Given how modern society places its nearly unquestioning trust in science, it's easy to see why someone would seek to dismiss God's existence or intelligent design with a wave of a hand and the claim of "that's not science." But just what is science, then? As a recent video by Stephen C. Meyer (included below) points out, science has been notoriously difficult to define. Let's take a look at some definitions of what supposedly qualifies something to be science.
Collecting data through observationOne of the more common definitions of science pivots on how one goes about gathering their evidence for their hypothesis. Robin Collins writes , "I remember being taught as a boy that 'science' is, at its simplest, collecting data from observations of the world, and then organizing those observations in a way that leads to a generalization called a 'law.'"2 Meyer states in the video that "If a theory is going to be scientific, it must not invoke unobservable entities." Yet, as he then references, the entire field of theoretical physics is currently dealing in objects and concepts that by definition are unobservable. No one can see quarks. Quantum vacuums are unobservable. Does that mean that Stephen Hawking and those in his field should not be considered "doing science" when they invoke such causes?
The criteria of falsifiabilityA second definition is one that philosopher of science Karl Popper made famous, the concept of falsifiability. Yet, falsifiability is really the other side of the observability coin. Popper, who had a "teenage flirtation with Marxism,"3 noted that Marxist explanations of history conformed with observed facts, such as the greater economic influence of the lower classes. However, competing economic models used the same set of historical data to fit their explanations as well. Later, Popper found that Freud's theory of psychoanalysis was too capable of explaining every situation. There was never a situation where Freud's theories would be shown to be false; every circumstance could be justified in some way. Thus Popper came to the conclusion that a theory is scientific if there's a way to prove it false.4 The Stanford Encyclopedia of Philosophy sums it up this way:
If a theory is incompatible with possible empirical observations it is scientific; conversely, a theory which is compatible with all such observations, either because, as in the case of Marxism, it has been modified solely to accommodate such observations, or because, as in the case of psychoanalytic theories, it is consistent with all possible observations, is unscientific.5The problem here, though, is similar to the one above. If certain fields of study are unobservable, how can someone observe their falsification? Modern evolutionary theory posits mutations and intermediate forms that, as Meyer points out, are unobservable. We cannot see into the past and there is no way to know that one fossil is a transaction from another, those are all inferences. Therefore, using this criteria, Neo-Darwinian theories are not based on science, but (as Popper labeled them) pseudo-science.

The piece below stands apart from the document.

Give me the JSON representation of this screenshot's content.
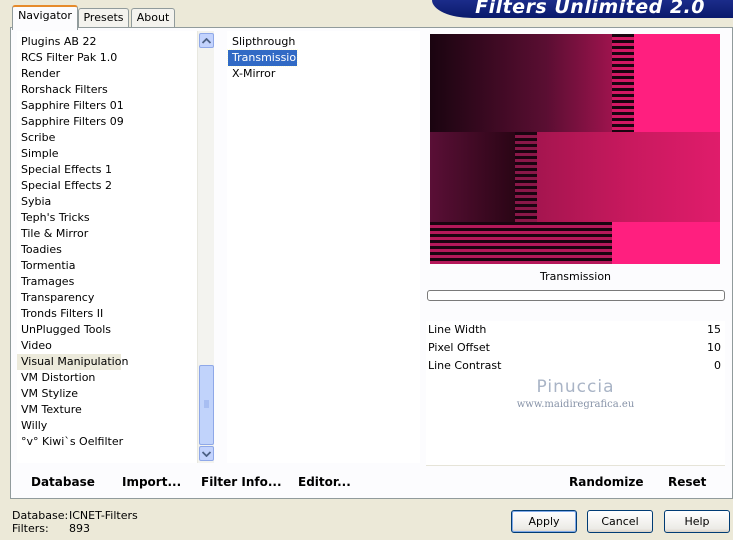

The truth-value of a propositionAll of this discussion on what makes us science is valuable, but it isn't the most important thing we need to worry about. We should be primarily concerned about whether or not something is true first. As I've previously written, science is not the only way we know things. It isn't even the best way to know certain things. Meyer makes the same point in the video:
I don't care whether intelligent design is considered to be science or not. That is not the most important question. That is a semantic question. The most important question is whether it is true, or whether it is likely to be true, or most likely to be true given the evidence we have. What people have done to avoid answering that most important question is repair to these semantic arguments. "Intelligent design is not science; therefore we don't have to consider the case for it. I don't think that follows."Watch the whole thing here:
2. Collins, C. John. Science & Faith: Friends or Foes? Wheaton, IL: Crossway, 2003. Print. 30.
3. Thornton, Stephen. "Karl Popper." Stanford Encyclopedia of Philosophy. Stanford University, 13 Nov. 1997. Web. 24 Feb. 2015. http://plato.stanford.edu/entries/popper/#BacHisTho.
4. Thornton, 1997.
5. Thornton, 1997.
Image courtesy GeoffAPuryear and licensed under CC BY-SA 3.0.